**EXERCISE:** Say how many lines in the data hold "JSON". Nothing else belongs in the answer.

*** Opening of RECORDED INFORMATION ***

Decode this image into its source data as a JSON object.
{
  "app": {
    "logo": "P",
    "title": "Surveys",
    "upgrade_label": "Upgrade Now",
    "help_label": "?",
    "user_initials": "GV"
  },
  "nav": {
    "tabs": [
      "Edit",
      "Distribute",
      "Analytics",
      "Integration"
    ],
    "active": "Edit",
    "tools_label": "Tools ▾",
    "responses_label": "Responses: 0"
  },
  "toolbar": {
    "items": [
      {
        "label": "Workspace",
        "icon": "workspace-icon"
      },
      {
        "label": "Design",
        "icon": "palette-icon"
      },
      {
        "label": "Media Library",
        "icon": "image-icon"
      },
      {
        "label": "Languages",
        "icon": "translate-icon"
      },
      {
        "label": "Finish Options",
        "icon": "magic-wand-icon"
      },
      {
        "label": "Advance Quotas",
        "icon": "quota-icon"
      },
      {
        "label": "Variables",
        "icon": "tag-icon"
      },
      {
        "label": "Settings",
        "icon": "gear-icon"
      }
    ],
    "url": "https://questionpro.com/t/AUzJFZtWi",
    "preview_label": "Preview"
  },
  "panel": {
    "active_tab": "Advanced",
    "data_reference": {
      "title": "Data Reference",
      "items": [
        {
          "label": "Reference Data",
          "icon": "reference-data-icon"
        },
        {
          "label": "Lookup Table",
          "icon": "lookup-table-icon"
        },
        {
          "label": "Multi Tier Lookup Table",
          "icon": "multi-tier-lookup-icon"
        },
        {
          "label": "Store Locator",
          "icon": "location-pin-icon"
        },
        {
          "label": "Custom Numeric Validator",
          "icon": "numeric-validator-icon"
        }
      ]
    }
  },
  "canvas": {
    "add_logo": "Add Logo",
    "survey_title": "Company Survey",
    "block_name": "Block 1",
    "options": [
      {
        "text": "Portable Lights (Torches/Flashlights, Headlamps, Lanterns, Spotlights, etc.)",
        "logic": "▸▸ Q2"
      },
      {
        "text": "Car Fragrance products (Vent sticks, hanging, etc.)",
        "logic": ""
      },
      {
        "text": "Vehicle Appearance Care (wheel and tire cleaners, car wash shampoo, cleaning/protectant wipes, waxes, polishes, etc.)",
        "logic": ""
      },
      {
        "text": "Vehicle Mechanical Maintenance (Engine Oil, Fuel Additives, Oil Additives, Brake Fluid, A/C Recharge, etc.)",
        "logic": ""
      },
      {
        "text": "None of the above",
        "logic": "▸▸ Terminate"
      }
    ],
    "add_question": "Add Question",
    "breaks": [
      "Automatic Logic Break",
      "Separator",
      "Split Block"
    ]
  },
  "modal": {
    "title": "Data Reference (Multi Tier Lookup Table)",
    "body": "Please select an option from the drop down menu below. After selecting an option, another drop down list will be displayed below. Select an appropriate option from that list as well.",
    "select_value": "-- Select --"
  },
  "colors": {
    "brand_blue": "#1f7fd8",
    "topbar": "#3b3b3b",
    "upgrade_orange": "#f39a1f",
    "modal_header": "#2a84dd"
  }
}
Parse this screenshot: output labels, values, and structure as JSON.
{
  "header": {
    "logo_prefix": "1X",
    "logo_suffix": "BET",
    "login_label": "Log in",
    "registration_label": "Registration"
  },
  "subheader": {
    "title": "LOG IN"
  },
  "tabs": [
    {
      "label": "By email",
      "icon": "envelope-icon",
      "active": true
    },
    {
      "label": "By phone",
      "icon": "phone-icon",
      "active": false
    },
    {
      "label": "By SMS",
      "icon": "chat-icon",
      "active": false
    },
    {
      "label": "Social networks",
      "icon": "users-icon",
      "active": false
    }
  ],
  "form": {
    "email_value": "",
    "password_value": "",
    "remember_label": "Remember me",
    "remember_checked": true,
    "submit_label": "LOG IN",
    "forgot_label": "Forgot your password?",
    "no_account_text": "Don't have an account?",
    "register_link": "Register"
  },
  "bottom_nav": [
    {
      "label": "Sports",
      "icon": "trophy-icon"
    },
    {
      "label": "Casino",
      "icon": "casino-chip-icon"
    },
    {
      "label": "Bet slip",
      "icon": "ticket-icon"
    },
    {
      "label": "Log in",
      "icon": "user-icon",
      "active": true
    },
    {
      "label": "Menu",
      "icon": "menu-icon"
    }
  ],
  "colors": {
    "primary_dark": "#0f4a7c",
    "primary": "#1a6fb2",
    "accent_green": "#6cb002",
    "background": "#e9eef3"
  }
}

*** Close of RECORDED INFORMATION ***

**EXERCISE RESPONSE:** 2